backpacking in Europe in winter
backpacking europe in winter

Clarice Lao / Camping for Women

Tuesday 13th of November 2018

This is definitely a wonderful idea. I am not really fond of crowded places thus, we prefer travelling during off-peak seasons. Thus, I would have to agree that we get more flexibility when there are fewer tourists in the area. Will consider this next time. Thank you for sharing.

Passport Symphony

Tuesday 13th of November 2018

I'm not fond of crowded places either and honestly, this article is more for people like me :) I'm really glad to hear you liked it.


Monday 12th of November 2018

I am a family traveller and not sure if backpacking across Europe is a doable thing for me. This said, your article actually compels and tempts me to go back-packing and experience the winters and a white-Christmas for sure. For, I love the snow!

Passport Symphony

Tuesday 13th of November 2018

I understand, Meenkashi. Even if you're not a backpacker, you would still have a great time visiting Europe in the winter.


Monday 12th of November 2018

Ok so I am definitely more of a summer-lover but your post has tempted me to travel more in Winter! I couldn't agree more about the clothing, as long as you're warm you will be fine. I can imagine so many places in Europe look absolutely stunning covered in snow, like your photo from Paris. I absolutely love visiting Christmas markets too! Nothing like a hot chocolate or gluhwein to warm you up in the winter :D

Passport Symphony

Monday 12th of November 2018

Thanks, Rosie! I'm glad my article tempted you to visit Europe in the winter :)

Catherine Salvador Mendoza

Monday 12th of November 2018

Absolutely considerable! Especially on the part that Europe has less crowd in winter as many Europeans travel outside to escape cold winter and of course, everything seems cheaper! If I were doing this, I'd surely not miss the beautiful lanterns and decorations of Christmas, especially everything is covered in snow! Europe is indeed gorgeous and I'm looking forward to celebrating Christmas here next year! Plus, not to mention the winter clothes and fashion!

Passport Symphony

Monday 12th of November 2018

Thanks for the comment, Catherine. You're absolutely right! And that sounds like a great idea for a trip.

Bhushavali N

Sunday 11th of November 2018

Indeed Europe is gorgeous in snow! I saw snow for the first time in my 20s and it was in Frankfurt. That feel is just indescribable! Very true. Europe is indeed pretty cheap by mid Jan. Till then the Christmas and New year crowd and rates are applicable at most places. Some places are also a bit costly around Valentines, esp Paris... So many end up proposing on Valentine's Day in Paris and the hotel rates are just sky high. The concept of Ice hotels is interesting. I've read about a few in Finland called Igloo hotels. I should stay there atleast once in lifetime!

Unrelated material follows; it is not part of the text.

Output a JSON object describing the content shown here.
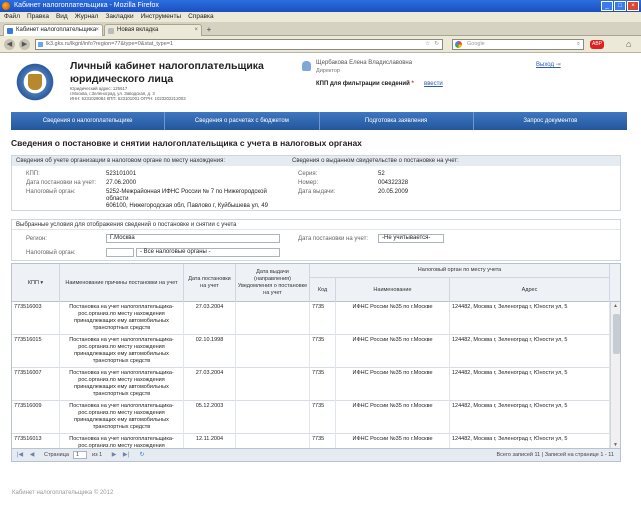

Passport Symphony

Sunday 11th of November 2018

Thanks for the comment, Bhushavali. You're right, Paris does get overcrowded during Valentine's day which is one thing I forgot to mention.